"""

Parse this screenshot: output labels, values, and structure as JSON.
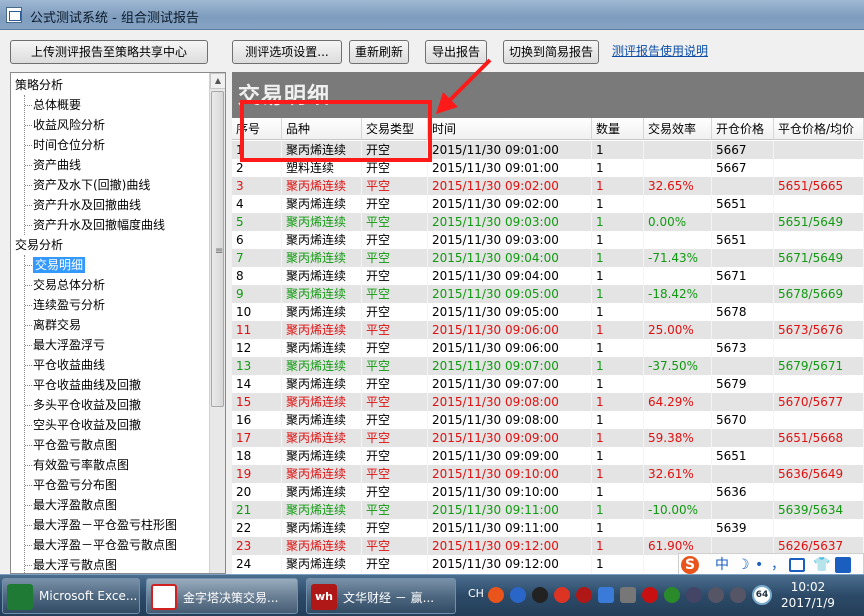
{
  "window": {
    "title": "公式测试系统 - 组合测试报告"
  },
  "toolbar": {
    "upload": "上传测评报告至策略共享中心",
    "options": "测评选项设置...",
    "refresh": "重新刷新",
    "export": "导出报告",
    "switch": "切换到简易报告",
    "help_link": "测评报告使用说明"
  },
  "sidebar": {
    "cat1": "策略分析",
    "cat1_items": [
      "总体概要",
      "收益风险分析",
      "时间仓位分析",
      "资产曲线",
      "资产及水下(回撤)曲线",
      "资产升水及回撤曲线",
      "资产升水及回撤幅度曲线"
    ],
    "cat2": "交易分析",
    "cat2_items": [
      "交易明细",
      "交易总体分析",
      "连续盈亏分析",
      "离群交易",
      "最大浮盈浮亏",
      "平仓收益曲线",
      "平仓收益曲线及回撤",
      "多头平仓收益及回撤",
      "空头平仓收益及回撤",
      "平仓盈亏散点图",
      "有效盈亏率散点图",
      "平仓盈亏分布图",
      "最大浮盈散点图",
      "最大浮盈－平仓盈亏柱形图",
      "最大浮盈－平仓盈亏散点图",
      "最大浮亏散点图"
    ],
    "selected": "交易明细",
    "scroll_grip": "≡"
  },
  "content": {
    "title": "交易明细"
  },
  "grid": {
    "columns": [
      "序号",
      "品种",
      "交易类型",
      "时间",
      "数量",
      "交易效率",
      "开仓价格",
      "平仓价格/均价"
    ],
    "rows": [
      [
        "1",
        "聚丙烯连续",
        "开空",
        "2015/11/30 09:01:00",
        "1",
        "",
        "5667",
        ""
      ],
      [
        "2",
        "塑料连续",
        "开空",
        "2015/11/30 09:01:00",
        "1",
        "",
        "5667",
        ""
      ],
      [
        "3",
        "聚丙烯连续",
        "平空",
        "2015/11/30 09:02:00",
        "1",
        "32.65%",
        "",
        "5651/5665"
      ],
      [
        "4",
        "聚丙烯连续",
        "开空",
        "2015/11/30 09:02:00",
        "1",
        "",
        "5651",
        ""
      ],
      [
        "5",
        "聚丙烯连续",
        "平空",
        "2015/11/30 09:03:00",
        "1",
        "0.00%",
        "",
        "5651/5649"
      ],
      [
        "6",
        "聚丙烯连续",
        "开空",
        "2015/11/30 09:03:00",
        "1",
        "",
        "5651",
        ""
      ],
      [
        "7",
        "聚丙烯连续",
        "平空",
        "2015/11/30 09:04:00",
        "1",
        "-71.43%",
        "",
        "5671/5649"
      ],
      [
        "8",
        "聚丙烯连续",
        "开空",
        "2015/11/30 09:04:00",
        "1",
        "",
        "5671",
        ""
      ],
      [
        "9",
        "聚丙烯连续",
        "平空",
        "2015/11/30 09:05:00",
        "1",
        "-18.42%",
        "",
        "5678/5669"
      ],
      [
        "10",
        "聚丙烯连续",
        "开空",
        "2015/11/30 09:05:00",
        "1",
        "",
        "5678",
        ""
      ],
      [
        "11",
        "聚丙烯连续",
        "平空",
        "2015/11/30 09:06:00",
        "1",
        "25.00%",
        "",
        "5673/5676"
      ],
      [
        "12",
        "聚丙烯连续",
        "开空",
        "2015/11/30 09:06:00",
        "1",
        "",
        "5673",
        ""
      ],
      [
        "13",
        "聚丙烯连续",
        "平空",
        "2015/11/30 09:07:00",
        "1",
        "-37.50%",
        "",
        "5679/5671"
      ],
      [
        "14",
        "聚丙烯连续",
        "开空",
        "2015/11/30 09:07:00",
        "1",
        "",
        "5679",
        ""
      ],
      [
        "15",
        "聚丙烯连续",
        "平空",
        "2015/11/30 09:08:00",
        "1",
        "64.29%",
        "",
        "5670/5677"
      ],
      [
        "16",
        "聚丙烯连续",
        "开空",
        "2015/11/30 09:08:00",
        "1",
        "",
        "5670",
        ""
      ],
      [
        "17",
        "聚丙烯连续",
        "平空",
        "2015/11/30 09:09:00",
        "1",
        "59.38%",
        "",
        "5651/5668"
      ],
      [
        "18",
        "聚丙烯连续",
        "开空",
        "2015/11/30 09:09:00",
        "1",
        "",
        "5651",
        ""
      ],
      [
        "19",
        "聚丙烯连续",
        "平空",
        "2015/11/30 09:10:00",
        "1",
        "32.61%",
        "",
        "5636/5649"
      ],
      [
        "20",
        "聚丙烯连续",
        "开空",
        "2015/11/30 09:10:00",
        "1",
        "",
        "5636",
        ""
      ],
      [
        "21",
        "聚丙烯连续",
        "平空",
        "2015/11/30 09:11:00",
        "1",
        "-10.00%",
        "",
        "5639/5634"
      ],
      [
        "22",
        "聚丙烯连续",
        "开空",
        "2015/11/30 09:11:00",
        "1",
        "",
        "5639",
        ""
      ],
      [
        "23",
        "聚丙烯连续",
        "平空",
        "2015/11/30 09:12:00",
        "1",
        "61.90%",
        "",
        "5626/5637"
      ],
      [
        "24",
        "聚丙烯连续",
        "开空",
        "2015/11/30 09:12:00",
        "1",
        "",
        "",
        ""
      ]
    ],
    "row_colors": [
      "black",
      "black",
      "red",
      "black",
      "green",
      "black",
      "green",
      "black",
      "green",
      "black",
      "red",
      "black",
      "green",
      "black",
      "red",
      "black",
      "red",
      "black",
      "red",
      "black",
      "green",
      "black",
      "red",
      "black"
    ]
  },
  "tray_float": {
    "ime": "中",
    "moon": "☽",
    "dot": "•",
    "comma": "，",
    "shirt": "👕"
  },
  "taskbar": {
    "tasks": [
      "Microsoft Exce...",
      "金字塔决策交易...",
      "文华财经 － 赢..."
    ],
    "wh_logo": "wh",
    "tray_text": "CH",
    "tray_badge": "64",
    "time": "10:02",
    "date": "2017/1/9"
  },
  "colors": {
    "red": "#e01010",
    "green": "#119a11",
    "highlight": "#ff1a1a"
  }
}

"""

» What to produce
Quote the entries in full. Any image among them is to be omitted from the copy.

» Your response
Parse this screenshot: output labels, values, and structure as JSON.
{
  "window": {
    "title": "公式测试系统 - 组合测试报告"
  },
  "toolbar": {
    "upload": "上传测评报告至策略共享中心",
    "options": "测评选项设置...",
    "refresh": "重新刷新",
    "export": "导出报告",
    "switch": "切换到简易报告",
    "help_link": "测评报告使用说明"
  },
  "sidebar": {
    "cat1": "策略分析",
    "cat1_items": [
      "总体概要",
      "收益风险分析",
      "时间仓位分析",
      "资产曲线",
      "资产及水下(回撤)曲线",
      "资产升水及回撤曲线",
      "资产升水及回撤幅度曲线"
    ],
    "cat2": "交易分析",
    "cat2_items": [
      "交易明细",
      "交易总体分析",
      "连续盈亏分析",
      "离群交易",
      "最大浮盈浮亏",
      "平仓收益曲线",
      "平仓收益曲线及回撤",
      "多头平仓收益及回撤",
      "空头平仓收益及回撤",
      "平仓盈亏散点图",
      "有效盈亏率散点图",
      "平仓盈亏分布图",
      "最大浮盈散点图",
      "最大浮盈－平仓盈亏柱形图",
      "最大浮盈－平仓盈亏散点图",
      "最大浮亏散点图"
    ],
    "selected": "交易明细",
    "scroll_grip": "≡"
  },
  "content": {
    "title": "交易明细"
  },
  "grid": {
    "columns": [
      "序号",
      "品种",
      "交易类型",
      "时间",
      "数量",
      "交易效率",
      "开仓价格",
      "平仓价格/均价"
    ],
    "rows": [
      [
        "1",
        "聚丙烯连续",
        "开空",
        "2015/11/30 09:01:00",
        "1",
        "",
        "5667",
        ""
      ],
      [
        "2",
        "塑料连续",
        "开空",
        "2015/11/30 09:01:00",
        "1",
        "",
        "5667",
        ""
      ],
      [
        "3",
        "聚丙烯连续",
        "平空",
        "2015/11/30 09:02:00",
        "1",
        "32.65%",
        "",
        "5651/5665"
      ],
      [
        "4",
        "聚丙烯连续",
        "开空",
        "2015/11/30 09:02:00",
        "1",
        "",
        "5651",
        ""
      ],
      [
        "5",
        "聚丙烯连续",
        "平空",
        "2015/11/30 09:03:00",
        "1",
        "0.00%",
        "",
        "5651/5649"
      ],
      [
        "6",
        "聚丙烯连续",
        "开空",
        "2015/11/30 09:03:00",
        "1",
        "",
        "5651",
        ""
      ],
      [
        "7",
        "聚丙烯连续",
        "平空",
        "2015/11/30 09:04:00",
        "1",
        "-71.43%",
        "",
        "5671/5649"
      ],
      [
        "8",
        "聚丙烯连续",
        "开空",
        "2015/11/30 09:04:00",
        "1",
        "",
        "5671",
        ""
      ],
      [
        "9",
        "聚丙烯连续",
        "平空",
        "2015/11/30 09:05:00",
        "1",
        "-18.42%",
        "",
        "5678/5669"
      ],
      [
        "10",
        "聚丙烯连续",
        "开空",
        "2015/11/30 09:05:00",
        "1",
        "",
        "5678",
        ""
      ],
      [
        "11",
        "聚丙烯连续",
        "平空",
        "2015/11/30 09:06:00",
        "1",
        "25.00%",
        "",
        "5673/5676"
      ],
      [
        "12",
        "聚丙烯连续",
        "开空",
        "2015/11/30 09:06:00",
        "1",
        "",
        "5673",
        ""
      ],
      [
        "13",
        "聚丙烯连续",
        "平空",
        "2015/11/30 09:07:00",
        "1",
        "-37.50%",
        "",
        "5679/5671"
      ],
      [
        "14",
        "聚丙烯连续",
        "开空",
        "2015/11/30 09:07:00",
        "1",
        "",
        "5679",
        ""
      ],
      [
        "15",
        "聚丙烯连续",
        "平空",
        "2015/11/30 09:08:00",
        "1",
        "64.29%",
        "",
        "5670/5677"
      ],
      [
        "16",
        "聚丙烯连续",
        "开空",
        "2015/11/30 09:08:00",
        "1",
        "",
        "5670",
        ""
      ],
      [
        "17",
        "聚丙烯连续",
        "平空",
        "2015/11/30 09:09:00",
        "1",
        "59.38%",
        "",
        "5651/5668"
      ],
      [
        "18",
        "聚丙烯连续",
        "开空",
        "2015/11/30 09:09:00",
        "1",
        "",
        "5651",
        ""
      ],
      [
        "19",
        "聚丙烯连续",
        "平空",
        "2015/11/30 09:10:00",
        "1",
        "32.61%",
        "",
        "5636/5649"
      ],
      [
        "20",
        "聚丙烯连续",
        "开空",
        "2015/11/30 09:10:00",
        "1",
        "",
        "5636",
        ""
      ],
      [
        "21",
        "聚丙烯连续",
        "平空",
        "2015/11/30 09:11:00",
        "1",
        "-10.00%",
        "",
        "5639/5634"
      ],
      [
        "22",
        "聚丙烯连续",
        "开空",
        "2015/11/30 09:11:00",
        "1",
        "",
        "5639",
        ""
      ],
      [
        "23",
        "聚丙烯连续",
        "平空",
        "2015/11/30 09:12:00",
        "1",
        "61.90%",
        "",
        "5626/5637"
      ],
      [
        "24",
        "聚丙烯连续",
        "开空",
        "2015/11/30 09:12:00",
        "1",
        "",
        "",
        ""
      ]
    ],
    "row_colors": [
      "black",
      "black",
      "red",
      "black",
      "green",
      "black",
      "green",
      "black",
      "green",
      "black",
      "red",
      "black",
      "green",
      "black",
      "red",
      "black",
      "red",
      "black",
      "red",
      "black",
      "green",
      "black",
      "red",
      "black"
    ]
  },
  "tray_float": {
    "ime": "中",
    "moon": "☽",
    "dot": "•",
    "comma": "，",
    "shirt": "👕"
  },
  "taskbar": {
    "tasks": [
      "Microsoft Exce...",
      "金字塔决策交易...",
      "文华财经 － 赢..."
    ],
    "wh_logo": "wh",
    "tray_text": "CH",
    "tray_badge": "64",
    "time": "10:02",
    "date": "2017/1/9"
  },
  "colors": {
    "red": "#e01010",
    "green": "#119a11",
    "highlight": "#ff1a1a"
  }
}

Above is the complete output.